The important part is writ BIG below
- Utility Warehouse failed to treat some of its customers fairly and to offer services and support to those in payment difficulty in all cases
- Customers were not consistently offered services, such as debt repayment plans and energy efficiency advice, which left some of its customers disadvantaged
- Utility Warehouse will pay £1.5 million to Ofgem’s voluntary redress fund for its failings
Utility Warehouse accepts it failed to consistently treat customers fairly, which resulted in some customers being disadvantaged and facing increased financial hardship.
Ofgem, the energy regulator, was made aware of the failings following an audit report in 2018. A formal investigation was then opened which found that Utility Warehouse’s failings took place between 2013 and 2019.
The supplier did not consistently offer to put domestic customers struggling to pay their energy bills on debt repayment plans, to allow payments to be taken direct from customers’ benefits or to take into account customers’ ability to pay when calculating regular instalments as required.
Customers were not consistently offered the option of paying back charges via the voluntary installation of a pre-payment meter or offered energy efficiency advice on how to reduce their bills. In some cases, this led to the unnecessary installation of pre-payment meters under warrant.
During the course of the investigation, Utility Warehouse also raised the fact that it submitted some inaccurate Social Obligation Reporting (SOR) data to Ofgem between 2013-2019. This data allows Ofgem to review suppliers’ performance regarding their social obligations and compliance with licence requirements, challenge poor performance and inform policy decisions.
Ofgem has decided to close the investigation through alternative action after considering that Utility Warehouse has accepted its failings and put in place measures to prevent this from happening again. It has offered to pay £1.5 million into the voluntary redress fund, which supports vulnerable customers and innovation within the energy sector.
Cathryn Scott, Director of Enforcement and Emerging Issues at Ofgem, said:
“Energy suppliers are required to look after their customers, especially those in vulnerable situations. Between 2013-2019, Utility Warehouse failed to take the necessary steps to treat some customers in payment difficulty fairly, depriving them of the opportunity to manage their energy debt and ongoing energy costs.

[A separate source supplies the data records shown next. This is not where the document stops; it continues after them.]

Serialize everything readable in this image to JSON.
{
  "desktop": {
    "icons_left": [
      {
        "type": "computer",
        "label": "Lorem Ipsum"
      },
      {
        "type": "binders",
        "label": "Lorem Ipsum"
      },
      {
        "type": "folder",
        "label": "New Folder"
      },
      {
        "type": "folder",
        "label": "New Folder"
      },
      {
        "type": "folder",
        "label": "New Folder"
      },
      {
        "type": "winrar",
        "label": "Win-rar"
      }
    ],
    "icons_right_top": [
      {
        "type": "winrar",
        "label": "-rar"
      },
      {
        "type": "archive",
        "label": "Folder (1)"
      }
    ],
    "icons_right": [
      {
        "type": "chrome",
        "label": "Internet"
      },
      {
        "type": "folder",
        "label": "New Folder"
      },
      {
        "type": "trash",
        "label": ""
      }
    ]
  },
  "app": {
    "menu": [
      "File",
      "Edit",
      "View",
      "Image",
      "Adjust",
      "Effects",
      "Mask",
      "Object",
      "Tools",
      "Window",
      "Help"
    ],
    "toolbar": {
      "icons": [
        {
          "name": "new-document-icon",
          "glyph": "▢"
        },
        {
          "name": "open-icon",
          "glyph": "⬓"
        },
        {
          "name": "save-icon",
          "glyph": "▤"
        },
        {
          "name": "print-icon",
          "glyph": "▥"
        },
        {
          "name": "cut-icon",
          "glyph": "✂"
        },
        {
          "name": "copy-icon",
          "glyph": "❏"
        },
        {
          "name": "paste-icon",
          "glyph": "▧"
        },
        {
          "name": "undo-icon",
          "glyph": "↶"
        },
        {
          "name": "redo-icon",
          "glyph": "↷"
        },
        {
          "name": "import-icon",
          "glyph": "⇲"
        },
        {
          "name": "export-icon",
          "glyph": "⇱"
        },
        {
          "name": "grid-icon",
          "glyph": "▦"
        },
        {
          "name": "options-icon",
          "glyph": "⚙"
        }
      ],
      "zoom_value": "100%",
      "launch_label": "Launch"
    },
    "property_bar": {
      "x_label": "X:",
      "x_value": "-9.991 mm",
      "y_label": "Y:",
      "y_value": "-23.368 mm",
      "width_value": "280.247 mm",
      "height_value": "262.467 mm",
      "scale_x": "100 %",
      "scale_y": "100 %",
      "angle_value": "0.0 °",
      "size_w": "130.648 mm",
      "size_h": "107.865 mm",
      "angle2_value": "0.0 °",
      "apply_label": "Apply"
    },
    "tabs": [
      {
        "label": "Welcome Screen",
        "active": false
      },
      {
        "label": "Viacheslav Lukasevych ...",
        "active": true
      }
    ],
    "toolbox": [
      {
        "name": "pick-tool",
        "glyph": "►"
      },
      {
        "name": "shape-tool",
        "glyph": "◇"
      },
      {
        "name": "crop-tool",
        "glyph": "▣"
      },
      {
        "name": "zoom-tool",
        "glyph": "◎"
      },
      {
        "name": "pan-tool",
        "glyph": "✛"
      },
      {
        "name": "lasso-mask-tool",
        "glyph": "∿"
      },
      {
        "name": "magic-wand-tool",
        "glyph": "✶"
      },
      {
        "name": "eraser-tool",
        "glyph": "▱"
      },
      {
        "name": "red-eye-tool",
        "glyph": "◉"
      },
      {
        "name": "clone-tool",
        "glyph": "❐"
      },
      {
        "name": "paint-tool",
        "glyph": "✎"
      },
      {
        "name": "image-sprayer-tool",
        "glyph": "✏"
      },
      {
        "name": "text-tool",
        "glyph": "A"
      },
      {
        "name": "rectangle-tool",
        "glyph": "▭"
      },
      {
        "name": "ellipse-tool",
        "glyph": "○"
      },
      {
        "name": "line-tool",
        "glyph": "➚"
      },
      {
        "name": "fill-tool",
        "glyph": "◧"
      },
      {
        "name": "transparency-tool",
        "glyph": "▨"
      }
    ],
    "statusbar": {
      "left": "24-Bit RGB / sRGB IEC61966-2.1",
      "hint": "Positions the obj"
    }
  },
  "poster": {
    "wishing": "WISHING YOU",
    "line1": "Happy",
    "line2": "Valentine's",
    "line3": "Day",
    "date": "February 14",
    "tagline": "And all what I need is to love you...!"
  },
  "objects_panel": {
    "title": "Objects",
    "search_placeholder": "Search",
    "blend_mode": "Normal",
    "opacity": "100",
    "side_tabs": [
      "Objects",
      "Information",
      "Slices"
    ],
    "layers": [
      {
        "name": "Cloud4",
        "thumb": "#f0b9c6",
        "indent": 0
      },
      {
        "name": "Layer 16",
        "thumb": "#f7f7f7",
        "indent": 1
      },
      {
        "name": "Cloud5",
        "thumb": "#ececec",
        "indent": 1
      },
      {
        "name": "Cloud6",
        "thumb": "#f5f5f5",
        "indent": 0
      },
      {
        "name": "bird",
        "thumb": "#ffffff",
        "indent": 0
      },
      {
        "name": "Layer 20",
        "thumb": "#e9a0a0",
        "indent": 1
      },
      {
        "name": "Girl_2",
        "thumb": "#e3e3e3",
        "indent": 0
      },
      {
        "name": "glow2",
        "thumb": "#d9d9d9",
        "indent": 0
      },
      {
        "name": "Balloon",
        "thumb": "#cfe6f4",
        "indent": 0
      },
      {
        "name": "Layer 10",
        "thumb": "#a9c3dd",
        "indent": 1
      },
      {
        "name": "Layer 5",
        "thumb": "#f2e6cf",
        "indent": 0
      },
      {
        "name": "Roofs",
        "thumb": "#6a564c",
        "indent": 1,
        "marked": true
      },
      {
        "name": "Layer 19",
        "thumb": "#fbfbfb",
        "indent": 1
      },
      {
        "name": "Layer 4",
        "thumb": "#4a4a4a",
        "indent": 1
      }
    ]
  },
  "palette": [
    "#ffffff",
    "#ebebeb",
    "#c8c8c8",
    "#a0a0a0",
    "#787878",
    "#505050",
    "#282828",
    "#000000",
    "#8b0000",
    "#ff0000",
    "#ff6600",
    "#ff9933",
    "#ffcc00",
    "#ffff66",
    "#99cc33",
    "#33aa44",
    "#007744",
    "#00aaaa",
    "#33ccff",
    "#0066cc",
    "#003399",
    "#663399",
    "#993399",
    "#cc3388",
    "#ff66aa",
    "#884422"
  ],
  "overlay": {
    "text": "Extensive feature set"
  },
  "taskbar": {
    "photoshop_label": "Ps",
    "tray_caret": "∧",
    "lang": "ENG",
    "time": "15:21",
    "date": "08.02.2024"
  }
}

“While the unprecedented and unexpected rise in gas and electricity prices over recent months has put energy markets under severe strain, we expect suppliers to continue to comply with their licence obligations and treat people fairly, including by providing support to vulnerable consumers. Where we see poor behaviour, Ofgem will be ready to step in and take swift action.”